App and web page records
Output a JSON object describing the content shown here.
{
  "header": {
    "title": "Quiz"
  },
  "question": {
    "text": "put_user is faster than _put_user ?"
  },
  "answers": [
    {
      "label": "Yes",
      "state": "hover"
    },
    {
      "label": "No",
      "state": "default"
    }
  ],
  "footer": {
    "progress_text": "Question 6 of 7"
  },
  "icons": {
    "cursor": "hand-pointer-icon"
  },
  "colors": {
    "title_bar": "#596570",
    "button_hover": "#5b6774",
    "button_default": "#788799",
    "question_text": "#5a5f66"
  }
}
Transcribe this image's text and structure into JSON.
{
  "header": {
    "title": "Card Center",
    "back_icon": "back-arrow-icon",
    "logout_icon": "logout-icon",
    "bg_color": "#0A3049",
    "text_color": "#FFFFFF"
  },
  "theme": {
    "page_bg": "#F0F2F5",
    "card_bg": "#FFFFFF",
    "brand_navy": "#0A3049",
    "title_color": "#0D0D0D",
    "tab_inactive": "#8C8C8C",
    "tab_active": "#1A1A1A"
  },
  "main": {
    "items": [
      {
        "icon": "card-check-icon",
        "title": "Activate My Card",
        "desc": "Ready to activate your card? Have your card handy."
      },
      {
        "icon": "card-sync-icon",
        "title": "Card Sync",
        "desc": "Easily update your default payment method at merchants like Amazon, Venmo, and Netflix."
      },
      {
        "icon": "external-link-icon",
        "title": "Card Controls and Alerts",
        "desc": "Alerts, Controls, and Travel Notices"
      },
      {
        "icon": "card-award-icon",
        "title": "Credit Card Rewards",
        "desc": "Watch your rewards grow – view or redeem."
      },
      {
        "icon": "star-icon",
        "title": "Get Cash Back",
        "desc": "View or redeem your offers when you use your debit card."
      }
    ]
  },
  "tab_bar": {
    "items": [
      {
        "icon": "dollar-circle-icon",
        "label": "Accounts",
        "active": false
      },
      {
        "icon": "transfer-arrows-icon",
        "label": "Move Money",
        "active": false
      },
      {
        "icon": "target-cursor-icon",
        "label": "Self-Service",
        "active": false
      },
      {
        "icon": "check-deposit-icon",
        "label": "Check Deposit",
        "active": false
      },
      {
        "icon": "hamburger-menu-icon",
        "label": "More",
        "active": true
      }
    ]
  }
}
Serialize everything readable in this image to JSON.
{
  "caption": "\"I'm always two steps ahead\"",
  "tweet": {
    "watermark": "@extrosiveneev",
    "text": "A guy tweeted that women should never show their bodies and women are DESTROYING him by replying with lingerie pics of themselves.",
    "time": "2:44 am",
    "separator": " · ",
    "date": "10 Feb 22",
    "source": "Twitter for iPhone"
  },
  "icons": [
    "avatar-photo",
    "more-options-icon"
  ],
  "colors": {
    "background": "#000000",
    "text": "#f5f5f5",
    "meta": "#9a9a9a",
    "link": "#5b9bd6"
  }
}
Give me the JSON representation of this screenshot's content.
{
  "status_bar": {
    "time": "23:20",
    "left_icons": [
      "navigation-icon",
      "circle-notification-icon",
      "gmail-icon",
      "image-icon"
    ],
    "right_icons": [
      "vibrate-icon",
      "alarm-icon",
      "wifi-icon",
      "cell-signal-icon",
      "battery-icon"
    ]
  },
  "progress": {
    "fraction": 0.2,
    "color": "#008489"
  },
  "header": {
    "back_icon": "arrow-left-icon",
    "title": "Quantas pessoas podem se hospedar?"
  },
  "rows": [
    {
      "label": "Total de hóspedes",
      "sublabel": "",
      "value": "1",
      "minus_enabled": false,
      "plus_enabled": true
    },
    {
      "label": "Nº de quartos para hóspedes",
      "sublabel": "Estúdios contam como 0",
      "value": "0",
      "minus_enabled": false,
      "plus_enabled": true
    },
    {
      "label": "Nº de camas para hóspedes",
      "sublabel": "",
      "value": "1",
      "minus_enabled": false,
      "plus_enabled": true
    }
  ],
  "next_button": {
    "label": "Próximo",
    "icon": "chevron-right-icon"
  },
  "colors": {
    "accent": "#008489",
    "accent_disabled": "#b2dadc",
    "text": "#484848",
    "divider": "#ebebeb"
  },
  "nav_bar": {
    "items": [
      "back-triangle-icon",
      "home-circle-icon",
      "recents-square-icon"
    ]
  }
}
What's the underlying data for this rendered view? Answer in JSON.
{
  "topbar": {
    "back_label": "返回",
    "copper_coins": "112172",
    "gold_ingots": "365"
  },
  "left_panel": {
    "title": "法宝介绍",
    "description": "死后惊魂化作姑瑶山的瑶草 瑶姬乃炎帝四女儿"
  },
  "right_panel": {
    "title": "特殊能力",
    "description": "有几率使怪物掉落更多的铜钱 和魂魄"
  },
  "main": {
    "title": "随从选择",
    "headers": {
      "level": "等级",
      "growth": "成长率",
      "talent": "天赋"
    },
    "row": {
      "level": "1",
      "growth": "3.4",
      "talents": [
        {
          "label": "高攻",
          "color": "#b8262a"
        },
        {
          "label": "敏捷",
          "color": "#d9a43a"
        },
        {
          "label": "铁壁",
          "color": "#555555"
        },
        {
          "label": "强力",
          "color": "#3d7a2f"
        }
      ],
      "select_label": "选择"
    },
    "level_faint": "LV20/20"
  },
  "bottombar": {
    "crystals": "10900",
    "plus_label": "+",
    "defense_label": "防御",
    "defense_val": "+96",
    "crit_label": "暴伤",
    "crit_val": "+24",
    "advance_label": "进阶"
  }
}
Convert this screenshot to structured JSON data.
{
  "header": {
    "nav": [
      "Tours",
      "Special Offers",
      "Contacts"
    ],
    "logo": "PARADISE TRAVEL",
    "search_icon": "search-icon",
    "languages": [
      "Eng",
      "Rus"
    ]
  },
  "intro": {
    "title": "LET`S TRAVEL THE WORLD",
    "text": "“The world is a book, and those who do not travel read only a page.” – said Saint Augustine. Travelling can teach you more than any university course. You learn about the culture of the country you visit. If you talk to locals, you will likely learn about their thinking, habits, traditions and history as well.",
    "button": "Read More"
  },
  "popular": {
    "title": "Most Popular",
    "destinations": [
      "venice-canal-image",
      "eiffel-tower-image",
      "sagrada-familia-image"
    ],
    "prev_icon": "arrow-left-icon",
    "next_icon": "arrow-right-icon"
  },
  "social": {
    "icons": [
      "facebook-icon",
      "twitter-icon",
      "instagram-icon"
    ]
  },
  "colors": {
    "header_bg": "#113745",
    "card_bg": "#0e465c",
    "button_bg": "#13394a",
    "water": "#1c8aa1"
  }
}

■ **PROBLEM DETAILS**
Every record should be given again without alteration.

■ **TASK SOLUTION**
Output a JSON object describing the content shown here.
{
  "header": {
    "title": "Quiz"
  },
  "question": {
    "text": "put_user is faster than _put_user ?"
  },
  "answers": [
    {
      "label": "Yes",
      "state": "hover"
    },
    {
      "label": "No",
      "state": "default"
    }
  ],
  "footer": {
    "progress_text": "Question 6 of 7"
  },
  "icons": {
    "cursor": "hand-pointer-icon"
  },
  "colors": {
    "title_bar": "#596570",
    "button_hover": "#5b6774",
    "button_default": "#788799",
    "question_text": "#5a5f66"
  }
}
Transcribe this image's text and structure into JSON.
{
  "header": {
    "title": "Card Center",
    "back_icon": "back-arrow-icon",
    "logout_icon": "logout-icon",
    "bg_color": "#0A3049",
    "text_color": "#FFFFFF"
  },
  "theme": {
    "page_bg": "#F0F2F5",
    "card_bg": "#FFFFFF",
    "brand_navy": "#0A3049",
    "title_color": "#0D0D0D",
    "tab_inactive": "#8C8C8C",
    "tab_active": "#1A1A1A"
  },
  "main": {
    "items": [
      {
        "icon": "card-check-icon",
        "title": "Activate My Card",
        "desc": "Ready to activate your card? Have your card handy."
      },
      {
        "icon": "card-sync-icon",
        "title": "Card Sync",
        "desc": "Easily update your default payment method at merchants like Amazon, Venmo, and Netflix."
      },
      {
        "icon": "external-link-icon",
        "title": "Card Controls and Alerts",
        "desc": "Alerts, Controls, and Travel Notices"
      },
      {
        "icon": "card-award-icon",
        "title": "Credit Card Rewards",
        "desc": "Watch your rewards grow – view or redeem."
      },
      {
        "icon": "star-icon",
        "title": "Get Cash Back",
        "desc": "View or redeem your offers when you use your debit card."
      }
    ]
  },
  "tab_bar": {
    "items": [
      {
        "icon": "dollar-circle-icon",
        "label": "Accounts",
        "active": false
      },
      {
        "icon": "transfer-arrows-icon",
        "label": "Move Money",
        "active": false
      },
      {
        "icon": "target-cursor-icon",
        "label": "Self-Service",
        "active": false
      },
      {
        "icon": "check-deposit-icon",
        "label": "Check Deposit",
        "active": false
      },
      {
        "icon": "hamburger-menu-icon",
        "label": "More",
        "active": true
      }
    ]
  }
}
Serialize everything readable in this image to JSON.
{
  "caption": "\"I'm always two steps ahead\"",
  "tweet": {
    "watermark": "@extrosiveneev",
    "text": "A guy tweeted that women should never show their bodies and women are DESTROYING him by replying with lingerie pics of themselves.",
    "time": "2:44 am",
    "separator": " · ",
    "date": "10 Feb 22",
    "source": "Twitter for iPhone"
  },
  "icons": [
    "avatar-photo",
    "more-options-icon"
  ],
  "colors": {
    "background": "#000000",
    "text": "#f5f5f5",
    "meta": "#9a9a9a",
    "link": "#5b9bd6"
  }
}
Give me the JSON representation of this screenshot's content.
{
  "status_bar": {
    "time": "23:20",
    "left_icons": [
      "navigation-icon",
      "circle-notification-icon",
      "gmail-icon",
      "image-icon"
    ],
    "right_icons": [
      "vibrate-icon",
      "alarm-icon",
      "wifi-icon",
      "cell-signal-icon",
      "battery-icon"
    ]
  },
  "progress": {
    "fraction": 0.2,
    "color": "#008489"
  },
  "header": {
    "back_icon": "arrow-left-icon",
    "title": "Quantas pessoas podem se hospedar?"
  },
  "rows": [
    {
      "label": "Total de hóspedes",
      "sublabel": "",
      "value": "1",
      "minus_enabled": false,
      "plus_enabled": true
    },
    {
      "label": "Nº de quartos para hóspedes",
      "sublabel": "Estúdios contam como 0",
      "value": "0",
      "minus_enabled": false,
      "plus_enabled": true
    },
    {
      "label": "Nº de camas para hóspedes",
      "sublabel": "",
      "value": "1",
      "minus_enabled": false,
      "plus_enabled": true
    }
  ],
  "next_button": {
    "label": "Próximo",
    "icon": "chevron-right-icon"
  },
  "colors": {
    "accent": "#008489",
    "accent_disabled": "#b2dadc",
    "text": "#484848",
    "divider": "#ebebeb"
  },
  "nav_bar": {
    "items": [
      "back-triangle-icon",
      "home-circle-icon",
      "recents-square-icon"
    ]
  }
}
What's the underlying data for this rendered view? Answer in JSON.
{
  "topbar": {
    "back_label": "返回",
    "copper_coins": "112172",
    "gold_ingots": "365"
  },
  "left_panel": {
    "title": "法宝介绍",
    "description": "死后惊魂化作姑瑶山的瑶草 瑶姬乃炎帝四女儿"
  },
  "right_panel": {
    "title": "特殊能力",
    "description": "有几率使怪物掉落更多的铜钱 和魂魄"
  },
  "main": {
    "title": "随从选择",
    "headers": {
      "level": "等级",
      "growth": "成长率",
      "talent": "天赋"
    },
    "row": {
      "level": "1",
      "growth": "3.4",
      "talents": [
        {
          "label": "高攻",
          "color": "#b8262a"
        },
        {
          "label": "敏捷",
          "color": "#d9a43a"
        },
        {
          "label": "铁壁",
          "color": "#555555"
        },
        {
          "label": "强力",
          "color": "#3d7a2f"
        }
      ],
      "select_label": "选择"
    },
    "level_faint": "LV20/20"
  },
  "bottombar": {
    "crystals": "10900",
    "plus_label": "+",
    "defense_label": "防御",
    "defense_val": "+96",
    "crit_label": "暴伤",
    "crit_val": "+24",
    "advance_label": "进阶"
  }
}
Convert this screenshot to structured JSON data.
{
  "header": {
    "nav": [
      "Tours",
      "Special Offers",
      "Contacts"
    ],
    "logo": "PARADISE TRAVEL",
    "search_icon": "search-icon",
    "languages": [
      "Eng",
      "Rus"
    ]
  },
  "intro": {
    "title": "LET`S TRAVEL THE WORLD",
    "text": "“The world is a book, and those who do not travel read only a page.” – said Saint Augustine. Travelling can teach you more than any university course. You learn about the culture of the country you visit. If you talk to locals, you will likely learn about their thinking, habits, traditions and history as well.",
    "button": "Read More"
  },
  "popular": {
    "title": "Most Popular",
    "destinations": [
      "venice-canal-image",
      "eiffel-tower-image",
      "sagrada-familia-image"
    ],
    "prev_icon": "arrow-left-icon",
    "next_icon": "arrow-right-icon"
  },
  "social": {
    "icons": [
      "facebook-icon",
      "twitter-icon",
      "instagram-icon"
    ]
  },
  "colors": {
    "header_bg": "#113745",
    "card_bg": "#0e465c",
    "button_bg": "#13394a",
    "water": "#1c8aa1"
  }
}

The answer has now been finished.